Sunlight rains like diamonds on a sapphire sea, cheerful fishing boats bob in tranquil waters, waiters balance trays of iced coffee to convivial gatherings at cafés lining the harbour... Dominating the scene, like some benevolent Duchess displaced from the Côte d’Azur, looms the imposing limestone and marble façade of the Poseidonion Hotel. And in the piazza below, the statue of Bouboulina – the Spetsiot heroine who, in 1821, commanded her own battleship in the War of Independence against the Turks – gazes out to sea.
Such is the scene that greets visitors on arrival at the new harbour of Dapia, on the Greek island of Spetses. As a general rule, the more easily accessible an island, the more it falls prey to mass tourism. But not Spetses. Just some two hours from Piraeus, or 5 minutes by water taxi from Porto Heli, the island retains its authenticity, a popular bolt-hole for fashionable Athenians.
Much of the island’s character today is due to Sotirios Anargyros, a tobacco tycoon, who built the Poseidonion in 1914, as a luxurious retreat for hunting parties. An early Conservationist, he purchased two-thirds of the island and planted 100,000 Aleppo pines, to prevent over-development.
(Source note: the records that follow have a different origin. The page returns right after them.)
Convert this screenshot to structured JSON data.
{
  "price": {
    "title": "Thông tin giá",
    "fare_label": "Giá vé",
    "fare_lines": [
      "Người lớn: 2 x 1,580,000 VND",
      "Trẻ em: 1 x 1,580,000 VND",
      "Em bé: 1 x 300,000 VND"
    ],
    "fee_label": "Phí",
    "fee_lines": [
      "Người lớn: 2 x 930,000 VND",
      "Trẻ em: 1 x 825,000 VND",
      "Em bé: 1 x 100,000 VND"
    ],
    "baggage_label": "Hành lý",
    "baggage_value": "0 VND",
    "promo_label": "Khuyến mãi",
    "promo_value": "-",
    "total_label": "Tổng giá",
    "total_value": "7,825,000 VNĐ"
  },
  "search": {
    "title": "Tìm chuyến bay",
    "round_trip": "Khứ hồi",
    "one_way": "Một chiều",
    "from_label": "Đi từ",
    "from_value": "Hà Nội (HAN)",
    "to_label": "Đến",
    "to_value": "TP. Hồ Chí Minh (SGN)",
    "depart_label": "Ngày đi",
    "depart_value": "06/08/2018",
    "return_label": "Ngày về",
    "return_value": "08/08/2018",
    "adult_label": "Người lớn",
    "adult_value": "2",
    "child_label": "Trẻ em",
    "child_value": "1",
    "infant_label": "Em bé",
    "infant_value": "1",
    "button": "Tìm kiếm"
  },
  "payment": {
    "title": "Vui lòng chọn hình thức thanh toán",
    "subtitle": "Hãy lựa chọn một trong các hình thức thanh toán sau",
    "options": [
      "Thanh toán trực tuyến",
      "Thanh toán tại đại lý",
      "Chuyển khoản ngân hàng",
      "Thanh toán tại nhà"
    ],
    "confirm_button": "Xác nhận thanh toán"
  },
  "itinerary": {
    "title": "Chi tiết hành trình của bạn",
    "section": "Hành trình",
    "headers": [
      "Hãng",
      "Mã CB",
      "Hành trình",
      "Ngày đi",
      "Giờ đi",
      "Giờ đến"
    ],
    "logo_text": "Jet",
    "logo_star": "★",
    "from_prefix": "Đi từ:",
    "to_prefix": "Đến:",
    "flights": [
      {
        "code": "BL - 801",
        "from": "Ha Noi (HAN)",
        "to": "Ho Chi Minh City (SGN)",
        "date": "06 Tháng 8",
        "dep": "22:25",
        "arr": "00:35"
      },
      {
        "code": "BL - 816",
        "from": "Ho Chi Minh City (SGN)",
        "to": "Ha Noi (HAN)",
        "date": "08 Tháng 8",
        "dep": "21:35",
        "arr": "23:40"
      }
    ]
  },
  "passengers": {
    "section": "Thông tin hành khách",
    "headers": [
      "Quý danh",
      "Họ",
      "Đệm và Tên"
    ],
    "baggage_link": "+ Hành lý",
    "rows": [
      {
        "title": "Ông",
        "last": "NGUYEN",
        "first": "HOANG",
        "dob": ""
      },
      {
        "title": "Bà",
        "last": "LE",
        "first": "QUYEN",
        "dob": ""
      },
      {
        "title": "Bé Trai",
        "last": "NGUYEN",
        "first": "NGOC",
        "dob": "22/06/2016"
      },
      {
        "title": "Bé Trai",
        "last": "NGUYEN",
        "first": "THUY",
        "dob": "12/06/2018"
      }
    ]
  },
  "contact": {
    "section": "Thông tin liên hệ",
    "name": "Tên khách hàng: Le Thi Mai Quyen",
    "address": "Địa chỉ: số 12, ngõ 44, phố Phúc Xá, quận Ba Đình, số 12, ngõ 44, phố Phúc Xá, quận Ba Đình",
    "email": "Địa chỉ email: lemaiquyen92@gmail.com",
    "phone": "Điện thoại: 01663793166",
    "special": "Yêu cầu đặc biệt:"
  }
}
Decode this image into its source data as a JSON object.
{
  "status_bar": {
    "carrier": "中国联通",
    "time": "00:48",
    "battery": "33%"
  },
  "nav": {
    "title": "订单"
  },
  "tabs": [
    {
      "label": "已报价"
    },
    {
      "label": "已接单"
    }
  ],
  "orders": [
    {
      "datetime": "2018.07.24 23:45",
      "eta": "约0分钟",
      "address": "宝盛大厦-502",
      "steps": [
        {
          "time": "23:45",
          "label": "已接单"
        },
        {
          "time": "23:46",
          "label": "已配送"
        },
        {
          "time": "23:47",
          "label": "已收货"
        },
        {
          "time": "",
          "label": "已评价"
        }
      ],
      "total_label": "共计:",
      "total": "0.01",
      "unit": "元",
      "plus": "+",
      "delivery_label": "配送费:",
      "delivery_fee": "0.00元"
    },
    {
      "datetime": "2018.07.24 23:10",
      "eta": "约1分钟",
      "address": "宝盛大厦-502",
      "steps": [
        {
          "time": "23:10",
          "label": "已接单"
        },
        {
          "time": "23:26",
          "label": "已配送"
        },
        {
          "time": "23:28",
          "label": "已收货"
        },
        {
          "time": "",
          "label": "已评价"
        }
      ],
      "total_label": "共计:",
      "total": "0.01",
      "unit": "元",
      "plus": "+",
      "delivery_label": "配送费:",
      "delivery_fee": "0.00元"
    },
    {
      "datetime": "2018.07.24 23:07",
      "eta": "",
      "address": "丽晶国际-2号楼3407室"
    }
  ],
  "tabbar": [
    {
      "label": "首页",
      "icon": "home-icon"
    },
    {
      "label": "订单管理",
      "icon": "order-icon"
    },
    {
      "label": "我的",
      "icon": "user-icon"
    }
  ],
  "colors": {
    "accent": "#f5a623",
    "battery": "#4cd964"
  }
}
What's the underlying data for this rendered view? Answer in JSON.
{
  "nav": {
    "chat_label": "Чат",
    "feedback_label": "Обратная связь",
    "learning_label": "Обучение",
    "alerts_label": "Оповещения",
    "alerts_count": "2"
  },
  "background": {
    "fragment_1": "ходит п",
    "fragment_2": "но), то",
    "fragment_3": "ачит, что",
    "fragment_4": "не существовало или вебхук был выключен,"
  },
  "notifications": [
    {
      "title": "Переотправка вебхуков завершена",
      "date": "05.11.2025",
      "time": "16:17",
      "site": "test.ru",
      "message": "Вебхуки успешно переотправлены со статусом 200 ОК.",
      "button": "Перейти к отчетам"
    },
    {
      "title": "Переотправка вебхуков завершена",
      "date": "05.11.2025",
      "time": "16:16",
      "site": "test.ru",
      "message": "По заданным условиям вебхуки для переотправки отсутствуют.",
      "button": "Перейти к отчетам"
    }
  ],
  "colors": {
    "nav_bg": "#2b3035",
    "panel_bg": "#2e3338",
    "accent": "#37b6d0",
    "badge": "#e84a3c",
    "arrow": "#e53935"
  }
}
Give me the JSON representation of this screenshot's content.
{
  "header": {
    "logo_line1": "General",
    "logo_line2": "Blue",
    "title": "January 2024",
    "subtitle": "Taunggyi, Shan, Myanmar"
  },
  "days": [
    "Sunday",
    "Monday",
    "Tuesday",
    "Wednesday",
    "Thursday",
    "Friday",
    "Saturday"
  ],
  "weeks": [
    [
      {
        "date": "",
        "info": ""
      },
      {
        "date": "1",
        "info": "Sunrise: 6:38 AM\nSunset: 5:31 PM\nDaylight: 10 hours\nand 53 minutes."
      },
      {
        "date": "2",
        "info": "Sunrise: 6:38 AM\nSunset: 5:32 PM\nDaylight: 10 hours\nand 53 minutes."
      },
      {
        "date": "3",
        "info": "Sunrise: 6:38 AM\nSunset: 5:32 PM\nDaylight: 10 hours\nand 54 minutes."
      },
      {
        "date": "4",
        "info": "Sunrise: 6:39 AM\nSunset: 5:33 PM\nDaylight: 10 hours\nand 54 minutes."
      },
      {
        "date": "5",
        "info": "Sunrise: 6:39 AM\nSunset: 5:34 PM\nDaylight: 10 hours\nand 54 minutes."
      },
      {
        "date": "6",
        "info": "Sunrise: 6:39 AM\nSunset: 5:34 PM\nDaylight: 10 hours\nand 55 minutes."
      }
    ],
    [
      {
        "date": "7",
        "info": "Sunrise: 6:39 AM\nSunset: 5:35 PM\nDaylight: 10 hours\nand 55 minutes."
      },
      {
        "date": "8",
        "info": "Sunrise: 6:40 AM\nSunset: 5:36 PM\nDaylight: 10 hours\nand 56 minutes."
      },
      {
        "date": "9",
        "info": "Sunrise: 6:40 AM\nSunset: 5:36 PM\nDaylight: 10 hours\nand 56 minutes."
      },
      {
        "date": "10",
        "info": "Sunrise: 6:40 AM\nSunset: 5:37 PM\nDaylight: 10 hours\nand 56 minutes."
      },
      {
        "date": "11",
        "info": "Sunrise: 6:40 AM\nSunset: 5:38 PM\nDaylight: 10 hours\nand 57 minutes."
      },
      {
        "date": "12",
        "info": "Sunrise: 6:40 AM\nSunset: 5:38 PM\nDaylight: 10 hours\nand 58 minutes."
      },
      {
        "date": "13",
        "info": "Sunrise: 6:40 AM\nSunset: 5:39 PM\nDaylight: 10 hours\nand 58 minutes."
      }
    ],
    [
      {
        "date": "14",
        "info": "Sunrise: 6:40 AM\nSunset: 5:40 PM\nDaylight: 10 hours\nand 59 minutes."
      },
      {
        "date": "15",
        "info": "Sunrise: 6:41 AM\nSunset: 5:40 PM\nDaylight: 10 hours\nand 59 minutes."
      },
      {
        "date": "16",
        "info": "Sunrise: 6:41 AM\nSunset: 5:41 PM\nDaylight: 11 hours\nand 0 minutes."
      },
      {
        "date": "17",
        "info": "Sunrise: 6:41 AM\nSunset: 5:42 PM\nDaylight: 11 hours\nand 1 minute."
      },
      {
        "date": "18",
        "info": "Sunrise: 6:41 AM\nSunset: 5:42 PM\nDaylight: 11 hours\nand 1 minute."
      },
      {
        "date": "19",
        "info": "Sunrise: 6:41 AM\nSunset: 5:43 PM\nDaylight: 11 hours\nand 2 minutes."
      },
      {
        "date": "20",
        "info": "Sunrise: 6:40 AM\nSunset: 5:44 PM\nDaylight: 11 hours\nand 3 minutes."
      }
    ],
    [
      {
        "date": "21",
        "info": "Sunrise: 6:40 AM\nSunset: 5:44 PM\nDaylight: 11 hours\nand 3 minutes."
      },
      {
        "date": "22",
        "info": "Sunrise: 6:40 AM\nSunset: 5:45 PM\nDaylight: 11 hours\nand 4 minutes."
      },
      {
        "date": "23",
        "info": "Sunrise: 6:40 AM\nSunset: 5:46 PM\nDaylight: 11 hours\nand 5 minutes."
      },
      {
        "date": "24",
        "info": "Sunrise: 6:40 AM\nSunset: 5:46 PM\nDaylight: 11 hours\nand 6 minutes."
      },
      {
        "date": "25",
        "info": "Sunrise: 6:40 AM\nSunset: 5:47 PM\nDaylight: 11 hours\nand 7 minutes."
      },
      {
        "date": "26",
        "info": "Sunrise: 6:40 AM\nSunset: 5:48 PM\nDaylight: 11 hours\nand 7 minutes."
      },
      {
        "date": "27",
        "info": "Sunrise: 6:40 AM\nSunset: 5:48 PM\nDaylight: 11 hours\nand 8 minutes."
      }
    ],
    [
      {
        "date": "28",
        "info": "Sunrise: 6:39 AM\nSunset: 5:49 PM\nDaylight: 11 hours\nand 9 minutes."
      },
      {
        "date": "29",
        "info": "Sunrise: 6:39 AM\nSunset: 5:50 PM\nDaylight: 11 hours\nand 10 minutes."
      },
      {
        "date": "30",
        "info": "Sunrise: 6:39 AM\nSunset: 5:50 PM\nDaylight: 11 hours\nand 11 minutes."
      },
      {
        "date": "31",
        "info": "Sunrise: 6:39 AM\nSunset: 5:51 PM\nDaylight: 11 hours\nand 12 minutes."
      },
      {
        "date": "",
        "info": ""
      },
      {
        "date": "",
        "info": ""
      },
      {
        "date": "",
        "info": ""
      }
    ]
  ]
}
He also built the single road that circumnavigates Spetses and, with profits from the hotel, founded an elite boarding school modelled on Eton. For literary sleuths, this is where John Fowles taught in the 1960s: his mysterious novel, “The Magus” was based on his experiences on this island.
Spetses is steeped in history and laced with charm. Cars being banned from town, I hailed one of the many horse buggies that congregate around Dapia. Ilias sported blinkers decorated with bronze Byzantine eagles, a red scarf, and an amulet against the Evil Eye. I climbed into an elaborate wooden carriage which would not have been amiss in Paris circa 1880, and Ilias set of with jaunty high-trot along the waterfront towards the Old Harbour, where elegant yachts moor in front of the island’s trendiest restaurants, and the shipyards which built Bouboulina’s flagship Agamemnon, a 33-metre corvette, still ply their traditional craft.
It is a delightful place to wander, the air salty and fresh. Past wooden skeletons of caïques, stopping for coffee at Mourayo – a characterful bar-restaurant which was once a pirates’ warehouse - climbing narrow cobbled streets ablaze with oleander and bougainvillea, admiring beautiful houses tinged with Moorish or Venetian influence, their pebble-mosaic courtyards fragrant with jasmine and lemon trees. Grown rich through shipping, Spetses attained glory fighting off the Turkish yoke, and descendents of the revolutionaries still inhabit these mansions, some of which are now discreet hotels or, like Bouboulina’s house, museums.
I reached the 17th-century fortified monastery of St. Nicholas, Patron Saint of Sailors, where Spetses’ “Freedom or Death” flag was hoisted in 1821, as a call to arms. Today it is a peaceful spot, with carved dragons crowning the gilded iconostasis, and candles flickering before the Saint’s icon, gratefully draped with votive offerings. In a corner of the courtyard, a plaque marks the spot where the nephew of Napoleon, Paul-Marie Bonaparte, who died for the Greek cause, lay pickled for five years in a barrel of rum, before his remains could receive more decorous despatch.
The island’s most famous beaches, Aghios Anargyros and Aghia Paraskevi, lie on the far coast, served by buses and tourist boats during high season. From Dapia, I took a water taxi around the island’s craggy shoreline, thick with Anargyros’ pines and indented with deep bays of clearest turquoise. Tiny churches nestled in coves, and caves winked above the waterline. At one point, I looked up to see a solitary white villa with Moorish arches standing proud atop a promontory: a private home where John Fowles once lived as a guest, minutely reinventing the house in his novel as Bourani, the House of the Magus.
Back in town, as evening fell, people thronged into boutiques selling designer beachwear and hand-stitched beaded sandals; young blades and old salts gathered at bars to sip cloudy ouzo and nibble octopus; couples strolled hand-in-hand along the waterfront. I watched the happy hubbub as the sky streaked pinky violet to velvet black, then clip-clopped back to the Old Harbour, for dinner. Tarsanas, one of the island’s best fish tavernas, with simple tables perched a toe-dip above the water, was abuzz with yachties and life. A delicious bottle of Strofilia wine materialised. And as a feast of seafood mezze and grilled black bream amassed before me, a small boat chugged into the harbour, stopped in front of the restaurant, and released a battery of spectacular fireworks into the starry night. No-one batted an eyelid. On a magical island, it seems, such is the stuff of life.